But since there are those who are hesitating about the resurrection of the flesh, and our teaching is better if it answers the questions you secretly ask in your hearts, we must speak a little about faith in the resurrection. For many are doubtful of the resurrection - as some of us have sometimes also been able to see: seeing at the sight of the sepulchers that the flesh is falling into decay and the bones into dust, they can not believe that the flesh and bones can form from this dust; and they conclude, so to speak, by asking themselves, "How could a man be reformed from the dust? How could one make a soul for ashes?
We will answer them briefly that for God, to restore what existed was much less than to create what did not exist. And what is so amazing that he redoes a man from the dust, who created everything from nothing at the same time? It is indeed more admirable to have created the sky and the earth without starting from anything preexisting than to restore man from the earth. But we pay attention only to ashes, and while we despair of seeing her become flesh again, we seek in a way to embrace by reason the power of the divine work.
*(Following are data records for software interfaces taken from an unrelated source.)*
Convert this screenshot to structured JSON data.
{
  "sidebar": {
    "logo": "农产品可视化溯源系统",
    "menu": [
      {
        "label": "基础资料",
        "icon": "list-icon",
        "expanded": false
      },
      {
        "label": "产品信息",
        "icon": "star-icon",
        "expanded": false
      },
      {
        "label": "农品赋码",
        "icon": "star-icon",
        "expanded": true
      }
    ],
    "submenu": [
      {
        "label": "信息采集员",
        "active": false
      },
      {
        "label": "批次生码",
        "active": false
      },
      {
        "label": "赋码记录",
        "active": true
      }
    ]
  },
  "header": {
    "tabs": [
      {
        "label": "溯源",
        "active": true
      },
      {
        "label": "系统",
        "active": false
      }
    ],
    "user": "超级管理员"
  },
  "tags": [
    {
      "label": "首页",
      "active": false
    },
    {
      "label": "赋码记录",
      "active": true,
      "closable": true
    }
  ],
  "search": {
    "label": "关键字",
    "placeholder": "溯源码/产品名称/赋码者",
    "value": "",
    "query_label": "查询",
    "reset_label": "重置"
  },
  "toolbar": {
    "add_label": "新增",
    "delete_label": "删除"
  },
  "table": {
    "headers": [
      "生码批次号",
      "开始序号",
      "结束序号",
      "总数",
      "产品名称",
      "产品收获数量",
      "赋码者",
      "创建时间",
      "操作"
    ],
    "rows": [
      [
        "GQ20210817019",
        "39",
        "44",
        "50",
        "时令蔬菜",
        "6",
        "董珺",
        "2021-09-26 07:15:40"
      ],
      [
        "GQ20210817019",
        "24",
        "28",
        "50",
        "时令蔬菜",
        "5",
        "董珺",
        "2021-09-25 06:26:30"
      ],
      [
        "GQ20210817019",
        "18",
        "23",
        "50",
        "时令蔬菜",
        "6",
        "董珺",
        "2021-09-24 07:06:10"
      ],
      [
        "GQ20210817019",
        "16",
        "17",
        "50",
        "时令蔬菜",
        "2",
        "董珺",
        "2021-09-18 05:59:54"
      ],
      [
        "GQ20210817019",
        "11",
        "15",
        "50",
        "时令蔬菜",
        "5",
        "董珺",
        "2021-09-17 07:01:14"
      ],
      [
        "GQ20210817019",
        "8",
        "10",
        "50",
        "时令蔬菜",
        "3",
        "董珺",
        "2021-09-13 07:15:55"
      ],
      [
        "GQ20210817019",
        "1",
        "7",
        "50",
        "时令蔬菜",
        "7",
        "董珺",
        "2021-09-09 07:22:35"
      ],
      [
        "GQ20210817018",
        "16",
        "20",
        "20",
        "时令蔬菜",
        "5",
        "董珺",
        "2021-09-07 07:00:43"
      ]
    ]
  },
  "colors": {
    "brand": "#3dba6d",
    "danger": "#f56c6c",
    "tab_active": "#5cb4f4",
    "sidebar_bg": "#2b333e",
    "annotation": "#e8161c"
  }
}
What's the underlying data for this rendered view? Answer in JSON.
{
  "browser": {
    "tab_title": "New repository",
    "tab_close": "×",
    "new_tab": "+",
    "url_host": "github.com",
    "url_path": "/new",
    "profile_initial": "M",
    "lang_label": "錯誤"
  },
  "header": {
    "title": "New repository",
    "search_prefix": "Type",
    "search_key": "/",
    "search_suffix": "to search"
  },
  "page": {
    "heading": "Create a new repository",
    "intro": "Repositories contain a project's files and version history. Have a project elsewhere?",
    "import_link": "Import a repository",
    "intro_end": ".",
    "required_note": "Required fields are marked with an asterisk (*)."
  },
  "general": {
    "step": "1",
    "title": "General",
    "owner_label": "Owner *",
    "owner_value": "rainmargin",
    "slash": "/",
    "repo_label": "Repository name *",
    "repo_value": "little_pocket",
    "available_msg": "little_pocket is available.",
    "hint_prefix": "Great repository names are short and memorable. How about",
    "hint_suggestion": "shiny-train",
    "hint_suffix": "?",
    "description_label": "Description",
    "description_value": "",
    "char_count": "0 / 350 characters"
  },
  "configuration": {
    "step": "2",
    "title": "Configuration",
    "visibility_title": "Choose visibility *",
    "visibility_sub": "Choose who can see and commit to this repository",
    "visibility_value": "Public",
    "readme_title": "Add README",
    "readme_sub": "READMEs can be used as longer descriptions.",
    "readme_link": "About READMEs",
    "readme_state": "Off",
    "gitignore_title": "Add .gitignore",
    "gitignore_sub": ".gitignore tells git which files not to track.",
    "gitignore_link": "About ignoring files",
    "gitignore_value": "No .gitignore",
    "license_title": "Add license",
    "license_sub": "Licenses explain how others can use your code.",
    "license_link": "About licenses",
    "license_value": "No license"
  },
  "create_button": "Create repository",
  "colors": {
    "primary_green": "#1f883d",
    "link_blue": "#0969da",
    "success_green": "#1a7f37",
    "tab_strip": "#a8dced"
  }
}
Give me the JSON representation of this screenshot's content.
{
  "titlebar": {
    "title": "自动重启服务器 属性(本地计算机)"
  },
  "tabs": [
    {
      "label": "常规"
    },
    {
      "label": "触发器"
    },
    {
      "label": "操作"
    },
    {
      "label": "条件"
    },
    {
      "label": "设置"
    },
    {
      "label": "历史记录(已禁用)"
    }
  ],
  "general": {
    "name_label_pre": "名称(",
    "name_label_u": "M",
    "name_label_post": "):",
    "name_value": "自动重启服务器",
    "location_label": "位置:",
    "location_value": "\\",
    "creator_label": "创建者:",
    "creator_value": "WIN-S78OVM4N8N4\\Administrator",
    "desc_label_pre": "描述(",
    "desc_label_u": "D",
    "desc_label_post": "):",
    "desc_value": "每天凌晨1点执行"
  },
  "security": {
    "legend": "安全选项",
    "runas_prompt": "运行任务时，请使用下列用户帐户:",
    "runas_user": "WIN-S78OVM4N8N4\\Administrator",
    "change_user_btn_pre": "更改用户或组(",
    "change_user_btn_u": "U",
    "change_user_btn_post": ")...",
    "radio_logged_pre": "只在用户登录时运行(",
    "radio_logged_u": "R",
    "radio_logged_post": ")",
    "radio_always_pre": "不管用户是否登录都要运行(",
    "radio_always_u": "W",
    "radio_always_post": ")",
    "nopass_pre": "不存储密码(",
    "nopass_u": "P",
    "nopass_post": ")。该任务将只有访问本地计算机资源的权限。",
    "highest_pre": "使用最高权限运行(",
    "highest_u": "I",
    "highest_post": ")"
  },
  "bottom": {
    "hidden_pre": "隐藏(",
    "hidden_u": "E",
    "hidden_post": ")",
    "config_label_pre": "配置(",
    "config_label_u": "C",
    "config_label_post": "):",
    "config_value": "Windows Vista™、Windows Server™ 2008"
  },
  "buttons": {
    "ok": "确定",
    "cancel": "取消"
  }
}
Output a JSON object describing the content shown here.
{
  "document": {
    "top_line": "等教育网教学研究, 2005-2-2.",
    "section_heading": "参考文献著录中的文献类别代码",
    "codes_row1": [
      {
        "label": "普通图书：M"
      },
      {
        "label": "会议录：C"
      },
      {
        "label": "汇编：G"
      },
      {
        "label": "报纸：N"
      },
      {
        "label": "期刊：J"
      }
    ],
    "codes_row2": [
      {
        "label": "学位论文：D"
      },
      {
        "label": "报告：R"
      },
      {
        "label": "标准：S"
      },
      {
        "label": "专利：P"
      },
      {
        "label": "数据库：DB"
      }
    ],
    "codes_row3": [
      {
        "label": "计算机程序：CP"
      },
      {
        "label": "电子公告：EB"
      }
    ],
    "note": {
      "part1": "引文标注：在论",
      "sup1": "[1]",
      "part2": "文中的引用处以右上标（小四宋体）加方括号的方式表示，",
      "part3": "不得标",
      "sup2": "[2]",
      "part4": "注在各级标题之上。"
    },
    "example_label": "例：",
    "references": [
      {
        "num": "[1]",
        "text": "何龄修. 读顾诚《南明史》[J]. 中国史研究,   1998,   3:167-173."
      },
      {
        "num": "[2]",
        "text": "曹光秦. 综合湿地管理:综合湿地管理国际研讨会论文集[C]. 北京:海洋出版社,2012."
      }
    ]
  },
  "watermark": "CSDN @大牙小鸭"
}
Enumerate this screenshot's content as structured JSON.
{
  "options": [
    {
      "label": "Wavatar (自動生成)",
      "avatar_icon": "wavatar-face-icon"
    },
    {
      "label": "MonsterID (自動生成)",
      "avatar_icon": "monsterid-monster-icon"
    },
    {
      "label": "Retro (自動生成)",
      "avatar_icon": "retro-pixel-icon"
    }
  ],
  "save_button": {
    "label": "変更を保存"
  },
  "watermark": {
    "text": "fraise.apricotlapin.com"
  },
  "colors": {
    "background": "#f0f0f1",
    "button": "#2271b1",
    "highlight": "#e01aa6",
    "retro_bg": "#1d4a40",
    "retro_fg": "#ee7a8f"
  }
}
Such reflections come from the fact that divine miracles that are daily lose value to them because of their frequency. Is it not true, however, that the entire mass of a tree that will be born is hidden in a single tiny seed? Let us put before our eyes the magnificent image of an immense tree, and then let us know where this tree was born, which has reached such a mass by its growth. Surely, we will find that it originates from a tiny seed. Let us now examine this little seed: where are the hardwoods, the rough bark, the intense taste and smell, the generous fruits and the very green leaves hiding in it? To the touch, the seed is not robust; Where does the hardness of wood come from? Nor is it rough; where does the roughness of the bark spring? She has no taste; where does the flavor of its fruit come from? She does not smell; from where the smell of its fruits exhales? In her, nothing green; Where did the greenness of its leaves come from? All these things are hidden together in the seed, though they are not expected to come out together. The seed produces a root, from the root comes out the shoot, from the shoot sprouts the fruit, and in the fruit a seed is re-formed. Let us add that a seed is also hidden in the seed. It is no wonder, then, that God brings back from the state of dust bones, nerves, flesh and hair, he who daily renews the miracle of bringing out a little seed of wood , the fruits, the leaves that form the immense mass of a tree?
Thus, when a soul, prey to doubt, seeks to explain what power can produce the resurrection, it must be questioned about facts that are of the current reality and that we can not yet understand at all by reason, so that this soul, seeing itself incapable of penetrating a thing which it sees, after having ascertained it with its eyes, comes to believe in that power of which it hears the promise.
So think in yourselves, dear brothers, that God promises us; these things will remain. Despise however what passes over time, as if it was already lost. Hurry with all your desire for this glory of the resurrection, whose Truth shows us in it the realization. Flee the desires of the earth, which separate us from our Creator, because the contemplation of the almighty God that you reach is all the higher because you love more exclusively the Mediator between God and men, he who, being God live and reign with the Father in the unity of the Holy Spirit, for ever and ever. Amen.